The teacher of the law intended to trap Jesus, but Jesus turned the conversation back around. When eternal life comes down to loving God and loving your neighbor, the man wanted to justify himself. So he asked Jesus a question intended to quibble about identifying neighbors.

Jesus answers this question by telling a story about a man beaten, robbed, and left to die on the side of the road. Both a Jewish priest and a Levite (assistant to a priest) pass him by. This would have shocked the man listening to the story. Of all the people likely to show compassion to a fallen Jewish traveler, it would be one of these fellows. Both go out of their way to avoid the injured man.

Not a Samaritan?!

Jesus intentionally chooses the Samaritan to be the hero because he’s the most unlikely candidate. The Jews and Samaritans were mortal enemies. In fact, Samaritans were so hated that when traveling from Judea to Galilee, Jews went to great lengths to avoid Samaria entirely.

By making the Samaritan the good guy, Jesus cuts to the heart of the man’s question. Our neighborhood is as wide as the love of God. It’s not enough to hold religious titles or positions like the priest and the Levite. It’s not enough to feel a pang of remorse or sadness at someone’s ill fortune. Loving your neighbor means acting on behalf of others, regardless of who they are or where they’re from.

The expert in the law asked, “Who is my neighbor” with the intention of excusing himself. His question was more about defining who wasn’t his neighbor. Jesus’ response that even our enemies are our neighbors.
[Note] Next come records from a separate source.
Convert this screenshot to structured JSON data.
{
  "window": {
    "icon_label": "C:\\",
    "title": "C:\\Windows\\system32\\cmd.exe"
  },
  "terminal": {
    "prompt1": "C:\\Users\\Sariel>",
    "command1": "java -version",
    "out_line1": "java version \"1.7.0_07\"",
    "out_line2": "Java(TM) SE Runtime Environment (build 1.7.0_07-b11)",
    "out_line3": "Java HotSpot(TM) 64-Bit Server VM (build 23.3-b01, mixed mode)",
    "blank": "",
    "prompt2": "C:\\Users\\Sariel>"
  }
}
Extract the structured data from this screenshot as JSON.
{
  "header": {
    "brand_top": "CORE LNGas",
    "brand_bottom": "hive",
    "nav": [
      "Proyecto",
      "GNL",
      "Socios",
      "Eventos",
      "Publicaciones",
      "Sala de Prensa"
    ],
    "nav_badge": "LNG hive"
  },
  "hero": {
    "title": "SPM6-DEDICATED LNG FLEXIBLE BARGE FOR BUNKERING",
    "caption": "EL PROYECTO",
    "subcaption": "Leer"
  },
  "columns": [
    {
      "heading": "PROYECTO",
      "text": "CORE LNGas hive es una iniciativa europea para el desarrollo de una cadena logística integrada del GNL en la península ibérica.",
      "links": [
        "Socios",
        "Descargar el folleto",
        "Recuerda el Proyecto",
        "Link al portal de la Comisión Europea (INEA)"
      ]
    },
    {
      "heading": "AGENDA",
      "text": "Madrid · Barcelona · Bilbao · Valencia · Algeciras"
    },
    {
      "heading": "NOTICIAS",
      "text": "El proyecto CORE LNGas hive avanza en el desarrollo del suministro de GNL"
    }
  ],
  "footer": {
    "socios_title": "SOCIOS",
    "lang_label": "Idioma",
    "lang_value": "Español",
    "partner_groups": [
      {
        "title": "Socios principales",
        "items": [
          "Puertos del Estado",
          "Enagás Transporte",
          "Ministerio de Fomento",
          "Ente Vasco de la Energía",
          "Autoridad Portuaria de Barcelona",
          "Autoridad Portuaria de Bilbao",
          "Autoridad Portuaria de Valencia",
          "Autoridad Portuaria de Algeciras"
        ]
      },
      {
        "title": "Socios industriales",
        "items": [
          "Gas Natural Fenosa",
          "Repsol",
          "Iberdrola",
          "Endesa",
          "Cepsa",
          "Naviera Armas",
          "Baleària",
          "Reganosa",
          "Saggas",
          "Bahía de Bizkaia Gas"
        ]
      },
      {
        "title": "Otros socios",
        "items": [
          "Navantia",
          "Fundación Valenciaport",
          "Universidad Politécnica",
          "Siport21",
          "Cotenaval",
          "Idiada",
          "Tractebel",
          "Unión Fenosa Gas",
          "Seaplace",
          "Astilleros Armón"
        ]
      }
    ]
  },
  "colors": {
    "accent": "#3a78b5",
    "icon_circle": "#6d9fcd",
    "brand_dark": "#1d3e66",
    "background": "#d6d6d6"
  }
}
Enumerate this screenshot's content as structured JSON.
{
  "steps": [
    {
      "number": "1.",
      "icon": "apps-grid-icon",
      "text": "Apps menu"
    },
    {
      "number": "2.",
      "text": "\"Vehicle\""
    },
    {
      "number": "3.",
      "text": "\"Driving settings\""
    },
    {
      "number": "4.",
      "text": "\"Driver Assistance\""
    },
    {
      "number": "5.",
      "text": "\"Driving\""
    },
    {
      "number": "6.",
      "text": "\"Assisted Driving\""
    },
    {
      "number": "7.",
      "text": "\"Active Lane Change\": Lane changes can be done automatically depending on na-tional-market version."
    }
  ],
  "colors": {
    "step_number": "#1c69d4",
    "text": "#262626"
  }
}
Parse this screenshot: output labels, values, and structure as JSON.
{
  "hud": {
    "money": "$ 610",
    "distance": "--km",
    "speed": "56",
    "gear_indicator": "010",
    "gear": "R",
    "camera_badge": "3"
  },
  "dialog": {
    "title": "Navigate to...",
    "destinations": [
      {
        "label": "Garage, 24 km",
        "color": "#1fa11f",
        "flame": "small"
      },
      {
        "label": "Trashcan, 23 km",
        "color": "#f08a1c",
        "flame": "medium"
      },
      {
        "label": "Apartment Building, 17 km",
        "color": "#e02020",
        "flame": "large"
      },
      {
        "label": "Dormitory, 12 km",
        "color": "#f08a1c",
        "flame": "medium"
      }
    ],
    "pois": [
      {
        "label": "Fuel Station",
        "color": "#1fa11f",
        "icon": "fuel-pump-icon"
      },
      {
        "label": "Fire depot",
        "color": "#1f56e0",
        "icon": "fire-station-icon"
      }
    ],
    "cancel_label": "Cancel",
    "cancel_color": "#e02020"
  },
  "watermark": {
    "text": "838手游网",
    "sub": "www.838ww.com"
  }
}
The kingdom question is never “Who is my neighbor,” it’s always “How can I become a better neighbor?”